LAS VEGAS (AP) — Governors from 19 Western states called Friday for expansion of a program that screens international travelers at airports abroad, in a bid to encourage tourism and stop terrorists before they arrive in the U.S.
Montana Gov. Steve Bullock told the Western Governors' Association in Las Vegas that expanding a U.S. government pre-clearance program would serve two purposes.
"First, it enhances national security by keeping potential terrorists from even arriving on U.S.," he said. "Second, it encourages tourists to travel to the U.S. by reducing the hassle and wait times at customs checkpoints" when they arrive.
Security was a key issue for Bullock, a Democrat, and the Republican governors of Wyoming, Idaho and Nevada during the conference at the Four Seasons resort.
But Bullock said the resolution endorsed by governors of 15 of the 19 states, with some ballots still pending, was in the works long before a mass shooting Wednesday in nearby Southern California killed 14 people and wounded 21 at a holiday event at a government office in San Bernardino. The husband-and-wife assailants, who had ties to Pakistan, were killed in a shootout with police.
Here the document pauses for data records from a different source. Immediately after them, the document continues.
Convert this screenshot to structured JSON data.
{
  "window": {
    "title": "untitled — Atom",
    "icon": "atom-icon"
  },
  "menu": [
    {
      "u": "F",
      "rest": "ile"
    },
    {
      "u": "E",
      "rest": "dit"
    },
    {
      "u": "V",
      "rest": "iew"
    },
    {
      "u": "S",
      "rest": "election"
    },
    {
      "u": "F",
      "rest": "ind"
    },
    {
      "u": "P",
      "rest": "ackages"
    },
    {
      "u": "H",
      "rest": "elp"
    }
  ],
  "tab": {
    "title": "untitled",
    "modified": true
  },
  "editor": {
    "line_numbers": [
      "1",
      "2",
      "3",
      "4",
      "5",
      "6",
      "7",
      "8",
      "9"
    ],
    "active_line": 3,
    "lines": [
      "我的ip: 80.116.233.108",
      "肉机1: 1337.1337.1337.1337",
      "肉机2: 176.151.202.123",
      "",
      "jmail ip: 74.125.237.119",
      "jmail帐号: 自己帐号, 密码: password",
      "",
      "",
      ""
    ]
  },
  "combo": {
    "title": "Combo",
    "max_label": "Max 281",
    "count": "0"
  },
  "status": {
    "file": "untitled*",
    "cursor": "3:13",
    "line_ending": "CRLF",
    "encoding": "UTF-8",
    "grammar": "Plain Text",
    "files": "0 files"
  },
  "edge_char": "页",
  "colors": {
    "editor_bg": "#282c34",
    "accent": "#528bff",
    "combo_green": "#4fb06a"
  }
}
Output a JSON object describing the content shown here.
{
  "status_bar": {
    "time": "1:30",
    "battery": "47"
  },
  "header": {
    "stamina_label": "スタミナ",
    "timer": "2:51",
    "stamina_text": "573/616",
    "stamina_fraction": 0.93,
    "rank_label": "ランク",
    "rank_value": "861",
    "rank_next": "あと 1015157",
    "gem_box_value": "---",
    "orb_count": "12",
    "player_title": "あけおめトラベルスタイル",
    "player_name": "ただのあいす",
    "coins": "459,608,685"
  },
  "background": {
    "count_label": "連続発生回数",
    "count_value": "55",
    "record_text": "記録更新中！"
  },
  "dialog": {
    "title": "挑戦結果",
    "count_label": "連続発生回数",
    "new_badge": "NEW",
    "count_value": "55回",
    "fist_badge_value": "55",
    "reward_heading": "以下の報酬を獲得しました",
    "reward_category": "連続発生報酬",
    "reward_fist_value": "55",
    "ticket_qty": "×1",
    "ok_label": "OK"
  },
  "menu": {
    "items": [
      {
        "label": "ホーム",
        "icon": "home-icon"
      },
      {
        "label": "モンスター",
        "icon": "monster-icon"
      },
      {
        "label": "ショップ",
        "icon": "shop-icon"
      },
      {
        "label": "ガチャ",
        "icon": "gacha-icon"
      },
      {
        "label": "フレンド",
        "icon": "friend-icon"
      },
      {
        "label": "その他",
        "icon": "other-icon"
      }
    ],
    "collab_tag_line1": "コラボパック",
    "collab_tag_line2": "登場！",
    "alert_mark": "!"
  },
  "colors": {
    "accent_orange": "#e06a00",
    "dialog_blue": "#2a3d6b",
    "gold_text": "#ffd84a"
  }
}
The governors' resolution asks U.S. customs and immigration authorities to put screeners at airports in Belgium, the Dominican Republic, Japan, the Netherlands, Norway, Spain, Sweden, Turkey and England. It notes that screeners are currently stationed at 15 airports in Ireland, Canada, Aruba, the Bahamas, Bermuda and the United Arab Emirates
The governors also approved resolutions calling for federal funding for sustainable forest management in the West, implementation of the 2014 Farm Bill and safe transportation of defense-related radioactive waste.
Wyoming Gov. Matt Mead, association chairman, called security the No. 1 priority for governors of every state, not just the 19 members of the association, also including Alaska, Arizona, California, Colorado, Hawaii, Kansas, Nebraska, New Mexico, North Dakota, Oklahoma, Oregon, South Dakota, Texas, Utah and Washington.
"You can't think of security of any individual state without thinking of the security of the country as a whole," Mead said, adding that he expected the larger and separate National Governors Association might address the issue.
Nevada Gov. Brian Sandoval offered prayers and condolences to people affected by the shooting and pointed to preparations being made for New Year's Eve events including fireworks expected to draw up to 350,000 people to the Las Vegas Strip. Sandoval said 1,500 law enforcement officials and the National Guard will be involved.
"We have to be extremely vigilant how we protect our visitors (and) how we protect our residents," he said.
U.S. Interior Secretary Sally Jewell focused during a keynote speech on issues including drought, wildfires, species protection and abandoned mines. She urged states to continue working with federal officials to address them.
Jewell said adopting rules this year to protect habitat for the greater sage grouse in 11 Western states, rather than declare the chicken-sized bird an endangered species, was one example of cooperation.
The nation's top land manager acknowledged the breadth of the regulations created lots of work for lawyers.
"But I will say that it's way better than a listing," she said. "It provides certainty to developers ... states ... and the conservation community as well."
Jewell and Sandoval met separately and reached agreement to use new maps of sage grouse habitat in Nevada to correct inaccuracies that showed the birds living near urban areas in Reno and Sparks — stopping plans for a badly needed school and a veterans' cemetery.
The budget-busting cost of fighting wildfires was another burning issue during the twice-yearly governors' meeting.
Robert Bonnie, a U.S. Department of Agriculture undersecretary, said the cost of fighting wildfires has exploded from about 16 percent of the U.S. Forest Service budget in the mid-1990s to more than half the agency budget in recent drought-stricken years.
Fires this year in Washington state and California were among the worst on record, and Idaho Gov. Butch Otter noted that the so-called Soda Fire in the southwest of his state burned nearly 450 square miles.
States are calling for the federal government to classify severe wildfires as natural disasters for funding purposes.
Bonnie said the problem is that the Forest Service spent $3 billion of its $5 billion budget fighting fires that charred nearly 10 million acres in 2015, leaving few resources for needed forest management, research and recreation programs.